Rievaulx Abbey, which was founded in 1132, was the first Cistercian abbey in the north of England and one of the great Cistercian monasteries of medieval Europe. The earliest Cistercian monastery, Waverley Abbey, Farnham in Surrey, was built in 1128. Rievaulx Abbey’s greatest importance, was during the period from 1147 to 1167, when St. Aelred was the abbot. At that time, there were 140 choir monks and 500 lay-brothers and servants. It is set in the wooded valley of the River Rye, one of the most picturesque sites in Britain and is under the protection of English Heritage.

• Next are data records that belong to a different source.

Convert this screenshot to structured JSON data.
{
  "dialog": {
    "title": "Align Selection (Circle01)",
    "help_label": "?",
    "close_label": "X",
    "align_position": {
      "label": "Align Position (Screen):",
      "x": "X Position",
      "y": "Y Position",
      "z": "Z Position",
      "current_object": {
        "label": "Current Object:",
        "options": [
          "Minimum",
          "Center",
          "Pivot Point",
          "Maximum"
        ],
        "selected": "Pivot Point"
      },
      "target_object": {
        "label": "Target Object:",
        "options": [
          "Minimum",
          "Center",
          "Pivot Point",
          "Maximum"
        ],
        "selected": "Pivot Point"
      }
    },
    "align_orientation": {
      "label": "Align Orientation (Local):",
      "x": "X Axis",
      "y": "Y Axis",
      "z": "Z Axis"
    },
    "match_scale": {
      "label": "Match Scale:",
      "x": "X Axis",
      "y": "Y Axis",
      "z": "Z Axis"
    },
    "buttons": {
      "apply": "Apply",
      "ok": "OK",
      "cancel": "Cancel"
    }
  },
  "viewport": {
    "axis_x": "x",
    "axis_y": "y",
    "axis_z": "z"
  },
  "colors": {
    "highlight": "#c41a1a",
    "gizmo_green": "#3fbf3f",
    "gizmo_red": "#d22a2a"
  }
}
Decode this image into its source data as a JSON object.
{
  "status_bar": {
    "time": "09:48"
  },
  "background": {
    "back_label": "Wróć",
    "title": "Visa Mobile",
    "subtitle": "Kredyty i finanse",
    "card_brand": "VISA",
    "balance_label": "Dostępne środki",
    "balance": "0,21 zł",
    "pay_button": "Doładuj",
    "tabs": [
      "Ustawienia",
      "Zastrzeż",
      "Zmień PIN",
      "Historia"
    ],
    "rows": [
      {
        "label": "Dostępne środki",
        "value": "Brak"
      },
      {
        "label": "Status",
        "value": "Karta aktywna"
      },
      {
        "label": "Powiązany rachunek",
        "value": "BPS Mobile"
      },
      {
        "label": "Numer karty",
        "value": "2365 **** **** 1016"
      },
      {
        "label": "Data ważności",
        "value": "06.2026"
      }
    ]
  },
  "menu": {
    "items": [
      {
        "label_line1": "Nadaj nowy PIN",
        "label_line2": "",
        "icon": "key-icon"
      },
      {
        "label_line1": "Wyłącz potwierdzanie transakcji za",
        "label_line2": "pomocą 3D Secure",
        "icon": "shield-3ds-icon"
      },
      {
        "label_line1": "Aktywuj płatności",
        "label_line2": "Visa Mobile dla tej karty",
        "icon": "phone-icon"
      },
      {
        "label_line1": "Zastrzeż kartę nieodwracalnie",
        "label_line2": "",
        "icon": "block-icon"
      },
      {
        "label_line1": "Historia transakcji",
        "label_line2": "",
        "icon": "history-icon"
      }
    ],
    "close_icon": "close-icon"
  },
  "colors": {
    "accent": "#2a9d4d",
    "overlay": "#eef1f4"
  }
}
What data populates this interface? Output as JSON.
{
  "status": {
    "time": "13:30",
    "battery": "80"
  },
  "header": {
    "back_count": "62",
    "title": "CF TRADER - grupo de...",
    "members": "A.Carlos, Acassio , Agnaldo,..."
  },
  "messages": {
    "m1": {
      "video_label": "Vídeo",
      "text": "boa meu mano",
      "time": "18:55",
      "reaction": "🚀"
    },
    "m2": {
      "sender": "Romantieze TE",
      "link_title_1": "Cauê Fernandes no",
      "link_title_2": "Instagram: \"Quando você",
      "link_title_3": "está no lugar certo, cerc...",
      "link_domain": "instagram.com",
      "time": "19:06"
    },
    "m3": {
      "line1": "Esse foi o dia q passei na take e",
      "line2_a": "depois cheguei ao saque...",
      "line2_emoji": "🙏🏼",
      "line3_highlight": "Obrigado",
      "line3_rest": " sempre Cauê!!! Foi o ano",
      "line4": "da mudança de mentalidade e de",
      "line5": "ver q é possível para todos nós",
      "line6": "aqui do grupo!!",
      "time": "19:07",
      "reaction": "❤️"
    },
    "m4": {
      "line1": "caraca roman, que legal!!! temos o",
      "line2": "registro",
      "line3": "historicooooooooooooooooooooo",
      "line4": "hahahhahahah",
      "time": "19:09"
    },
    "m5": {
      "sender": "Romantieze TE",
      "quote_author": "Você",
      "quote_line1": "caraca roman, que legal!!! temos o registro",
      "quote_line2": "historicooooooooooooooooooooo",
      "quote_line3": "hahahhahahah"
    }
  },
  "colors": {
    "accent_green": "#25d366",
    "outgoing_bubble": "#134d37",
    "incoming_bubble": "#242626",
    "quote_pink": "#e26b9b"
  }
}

King Henry VIII closed over 800 monasteries across England and Wales and destroyed many buildings of Rievaulx Abbey. Two hundred years later, in the 1750s, Thomas Duncombe, owner of Duncombe Park, created a terrace along a ridge overlooking the valley, giving spectacular views of the ruins through the trees. The ruins have inspired many artists and writers.
Although much of the Abbey is ruined, the eastern parts of the church stand almost to their original full height. Here, monks spent five hours each day in prayer, thanksgiving and praise of God. The western part of the church served the lay-brothers. They were a class of men who were probably illiterate and did heavy manual work to support the monastic economy. Rievaulx Abbey was mainly built from sandstone, which came from local quarries, with some imported stone for ornamental purposes brought from further afield.
The monastery provided a source of medical help for the local community. The sick were looked after in three separate infirmary buildings. Monks were tended to east of the main cloister, lay-brothers in the inner court and those from the local community, just outside the great gatehouse. Only the monks’ infirmary survives.